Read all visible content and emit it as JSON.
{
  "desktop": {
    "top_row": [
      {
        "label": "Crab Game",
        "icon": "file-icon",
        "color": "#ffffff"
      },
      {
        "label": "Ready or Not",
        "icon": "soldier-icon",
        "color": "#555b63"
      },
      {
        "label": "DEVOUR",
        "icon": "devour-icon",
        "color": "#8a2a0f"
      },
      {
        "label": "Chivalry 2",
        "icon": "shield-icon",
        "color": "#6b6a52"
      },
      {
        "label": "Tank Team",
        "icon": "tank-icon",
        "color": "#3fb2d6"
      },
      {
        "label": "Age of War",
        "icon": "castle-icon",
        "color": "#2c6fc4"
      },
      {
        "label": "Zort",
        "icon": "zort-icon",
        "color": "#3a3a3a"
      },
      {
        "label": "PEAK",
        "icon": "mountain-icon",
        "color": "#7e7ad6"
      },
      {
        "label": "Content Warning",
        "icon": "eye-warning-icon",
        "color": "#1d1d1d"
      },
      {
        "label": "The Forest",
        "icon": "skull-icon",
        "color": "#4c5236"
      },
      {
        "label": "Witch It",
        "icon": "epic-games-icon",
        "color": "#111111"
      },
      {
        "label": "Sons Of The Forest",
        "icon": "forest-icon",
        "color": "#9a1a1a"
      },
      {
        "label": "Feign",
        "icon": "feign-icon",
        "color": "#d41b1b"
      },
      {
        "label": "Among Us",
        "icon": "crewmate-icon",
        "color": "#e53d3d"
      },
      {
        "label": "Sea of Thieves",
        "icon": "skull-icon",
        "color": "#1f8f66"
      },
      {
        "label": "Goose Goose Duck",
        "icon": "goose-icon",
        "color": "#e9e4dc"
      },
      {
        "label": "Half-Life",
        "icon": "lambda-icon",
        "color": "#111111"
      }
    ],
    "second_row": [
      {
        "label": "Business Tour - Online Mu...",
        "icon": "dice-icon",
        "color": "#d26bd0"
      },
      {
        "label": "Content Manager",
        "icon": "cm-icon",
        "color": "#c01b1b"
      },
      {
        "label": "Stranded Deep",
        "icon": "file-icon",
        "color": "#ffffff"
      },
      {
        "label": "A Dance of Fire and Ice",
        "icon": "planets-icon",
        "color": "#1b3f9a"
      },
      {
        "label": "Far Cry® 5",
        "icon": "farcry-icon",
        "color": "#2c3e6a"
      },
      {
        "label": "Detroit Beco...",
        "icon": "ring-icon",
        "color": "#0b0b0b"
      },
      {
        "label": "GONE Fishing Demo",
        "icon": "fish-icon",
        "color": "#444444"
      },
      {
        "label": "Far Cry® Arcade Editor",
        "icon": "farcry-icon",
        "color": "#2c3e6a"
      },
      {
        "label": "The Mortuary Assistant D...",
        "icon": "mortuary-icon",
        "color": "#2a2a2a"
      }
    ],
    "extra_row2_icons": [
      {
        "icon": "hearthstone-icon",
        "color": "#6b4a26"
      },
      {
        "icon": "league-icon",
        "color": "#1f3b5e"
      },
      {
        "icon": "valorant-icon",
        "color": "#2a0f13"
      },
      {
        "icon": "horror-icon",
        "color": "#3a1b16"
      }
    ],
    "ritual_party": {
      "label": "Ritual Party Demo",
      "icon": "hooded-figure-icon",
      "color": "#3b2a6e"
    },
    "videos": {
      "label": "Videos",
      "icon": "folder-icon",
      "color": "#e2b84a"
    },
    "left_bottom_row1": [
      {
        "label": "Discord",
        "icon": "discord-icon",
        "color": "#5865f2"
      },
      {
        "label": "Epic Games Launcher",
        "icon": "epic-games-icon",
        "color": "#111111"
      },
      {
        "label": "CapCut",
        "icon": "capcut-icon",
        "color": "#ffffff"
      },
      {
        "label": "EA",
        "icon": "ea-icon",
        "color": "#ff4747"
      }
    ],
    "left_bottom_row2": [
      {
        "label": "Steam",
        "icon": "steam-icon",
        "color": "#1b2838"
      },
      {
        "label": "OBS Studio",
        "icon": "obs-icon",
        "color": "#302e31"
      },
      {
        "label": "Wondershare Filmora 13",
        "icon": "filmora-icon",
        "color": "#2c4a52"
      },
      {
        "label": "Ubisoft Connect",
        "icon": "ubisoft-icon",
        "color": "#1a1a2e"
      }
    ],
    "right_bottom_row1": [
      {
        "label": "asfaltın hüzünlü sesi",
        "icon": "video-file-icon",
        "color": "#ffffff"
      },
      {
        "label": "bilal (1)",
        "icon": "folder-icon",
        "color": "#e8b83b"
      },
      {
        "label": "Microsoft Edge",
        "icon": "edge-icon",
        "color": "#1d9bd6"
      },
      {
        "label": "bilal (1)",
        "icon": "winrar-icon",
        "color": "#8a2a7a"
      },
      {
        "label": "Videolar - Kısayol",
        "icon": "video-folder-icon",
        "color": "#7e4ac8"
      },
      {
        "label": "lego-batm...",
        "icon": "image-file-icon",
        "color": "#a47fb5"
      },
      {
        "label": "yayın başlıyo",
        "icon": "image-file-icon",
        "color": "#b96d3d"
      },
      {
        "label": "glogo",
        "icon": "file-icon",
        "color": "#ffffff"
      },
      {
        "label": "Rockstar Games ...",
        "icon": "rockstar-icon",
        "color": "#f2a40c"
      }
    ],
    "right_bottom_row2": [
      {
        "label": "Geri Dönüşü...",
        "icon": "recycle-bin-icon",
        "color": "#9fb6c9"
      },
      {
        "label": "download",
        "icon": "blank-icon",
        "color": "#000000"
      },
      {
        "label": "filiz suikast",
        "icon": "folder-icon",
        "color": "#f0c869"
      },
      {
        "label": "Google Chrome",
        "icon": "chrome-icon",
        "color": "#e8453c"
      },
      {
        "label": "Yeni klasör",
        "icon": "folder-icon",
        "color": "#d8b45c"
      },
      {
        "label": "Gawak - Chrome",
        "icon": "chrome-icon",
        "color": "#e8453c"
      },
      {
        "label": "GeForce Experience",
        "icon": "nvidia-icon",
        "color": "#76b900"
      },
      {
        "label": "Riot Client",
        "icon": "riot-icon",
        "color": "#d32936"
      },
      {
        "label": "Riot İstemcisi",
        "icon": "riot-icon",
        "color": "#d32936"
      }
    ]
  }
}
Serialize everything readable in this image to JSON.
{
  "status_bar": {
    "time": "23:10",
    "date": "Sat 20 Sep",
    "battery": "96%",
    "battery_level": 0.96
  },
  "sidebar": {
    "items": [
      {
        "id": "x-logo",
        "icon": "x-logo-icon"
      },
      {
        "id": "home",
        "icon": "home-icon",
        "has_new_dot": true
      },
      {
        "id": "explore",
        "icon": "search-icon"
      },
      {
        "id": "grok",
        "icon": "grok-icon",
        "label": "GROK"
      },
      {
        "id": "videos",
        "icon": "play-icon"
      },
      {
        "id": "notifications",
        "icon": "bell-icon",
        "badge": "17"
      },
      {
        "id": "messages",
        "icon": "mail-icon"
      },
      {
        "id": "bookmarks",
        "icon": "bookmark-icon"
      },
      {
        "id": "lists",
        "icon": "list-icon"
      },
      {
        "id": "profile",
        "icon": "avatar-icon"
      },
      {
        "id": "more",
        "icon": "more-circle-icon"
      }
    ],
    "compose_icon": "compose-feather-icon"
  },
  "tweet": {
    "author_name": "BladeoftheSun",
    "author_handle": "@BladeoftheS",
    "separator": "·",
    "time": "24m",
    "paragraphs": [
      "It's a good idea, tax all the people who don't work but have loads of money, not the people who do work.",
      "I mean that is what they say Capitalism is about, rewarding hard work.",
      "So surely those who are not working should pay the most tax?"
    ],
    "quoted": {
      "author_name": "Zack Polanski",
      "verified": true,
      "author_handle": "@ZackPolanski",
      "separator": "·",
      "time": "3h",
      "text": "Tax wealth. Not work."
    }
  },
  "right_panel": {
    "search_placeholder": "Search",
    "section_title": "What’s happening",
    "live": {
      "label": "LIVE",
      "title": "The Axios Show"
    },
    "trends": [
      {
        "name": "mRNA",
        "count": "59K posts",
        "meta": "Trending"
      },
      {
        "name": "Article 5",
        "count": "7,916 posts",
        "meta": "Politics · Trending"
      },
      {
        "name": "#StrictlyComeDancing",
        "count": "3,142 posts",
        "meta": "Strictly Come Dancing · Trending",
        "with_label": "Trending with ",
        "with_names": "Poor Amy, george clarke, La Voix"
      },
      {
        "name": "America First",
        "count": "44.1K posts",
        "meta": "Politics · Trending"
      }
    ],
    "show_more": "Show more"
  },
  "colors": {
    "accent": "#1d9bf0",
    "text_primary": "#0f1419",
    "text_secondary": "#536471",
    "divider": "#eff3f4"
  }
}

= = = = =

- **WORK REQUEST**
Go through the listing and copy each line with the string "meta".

- **RESULT BELOW**
        "meta": "Trending"
        "meta": "Politics · Trending"
        "meta": "Strictly Come Dancing · Trending",
        "meta": "Politics · Trending"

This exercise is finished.